[Supplied information]
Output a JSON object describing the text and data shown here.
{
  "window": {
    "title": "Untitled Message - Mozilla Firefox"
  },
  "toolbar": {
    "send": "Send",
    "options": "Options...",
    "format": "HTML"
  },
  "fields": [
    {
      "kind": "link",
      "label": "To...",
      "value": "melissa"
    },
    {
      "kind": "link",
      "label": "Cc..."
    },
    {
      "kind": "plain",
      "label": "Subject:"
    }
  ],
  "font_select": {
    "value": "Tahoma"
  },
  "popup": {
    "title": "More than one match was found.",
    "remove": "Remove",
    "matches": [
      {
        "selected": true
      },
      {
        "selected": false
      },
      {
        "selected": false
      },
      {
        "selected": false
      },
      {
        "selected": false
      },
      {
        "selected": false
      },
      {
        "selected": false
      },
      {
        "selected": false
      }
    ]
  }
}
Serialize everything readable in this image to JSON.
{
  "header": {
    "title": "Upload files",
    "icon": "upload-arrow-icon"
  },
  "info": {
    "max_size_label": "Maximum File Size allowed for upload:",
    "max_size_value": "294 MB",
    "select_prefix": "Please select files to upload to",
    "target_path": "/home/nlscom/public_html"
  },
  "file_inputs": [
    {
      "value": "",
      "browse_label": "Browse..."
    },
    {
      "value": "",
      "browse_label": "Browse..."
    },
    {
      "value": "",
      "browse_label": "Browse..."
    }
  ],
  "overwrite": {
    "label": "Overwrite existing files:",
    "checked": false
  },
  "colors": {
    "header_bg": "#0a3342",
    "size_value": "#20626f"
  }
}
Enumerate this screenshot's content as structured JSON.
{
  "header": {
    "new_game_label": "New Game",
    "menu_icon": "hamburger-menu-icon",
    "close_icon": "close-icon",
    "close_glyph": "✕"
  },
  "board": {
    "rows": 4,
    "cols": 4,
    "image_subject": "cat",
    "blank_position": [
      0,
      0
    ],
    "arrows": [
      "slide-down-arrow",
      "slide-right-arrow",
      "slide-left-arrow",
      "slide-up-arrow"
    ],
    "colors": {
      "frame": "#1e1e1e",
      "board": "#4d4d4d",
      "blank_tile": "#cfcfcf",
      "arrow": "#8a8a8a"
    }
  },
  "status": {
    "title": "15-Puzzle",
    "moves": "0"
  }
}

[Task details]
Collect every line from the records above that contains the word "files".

[Result of this exercise]
    "title": "Upload files",
    "select_prefix": "Please select files to upload to",
    "label": "Overwrite existing files:",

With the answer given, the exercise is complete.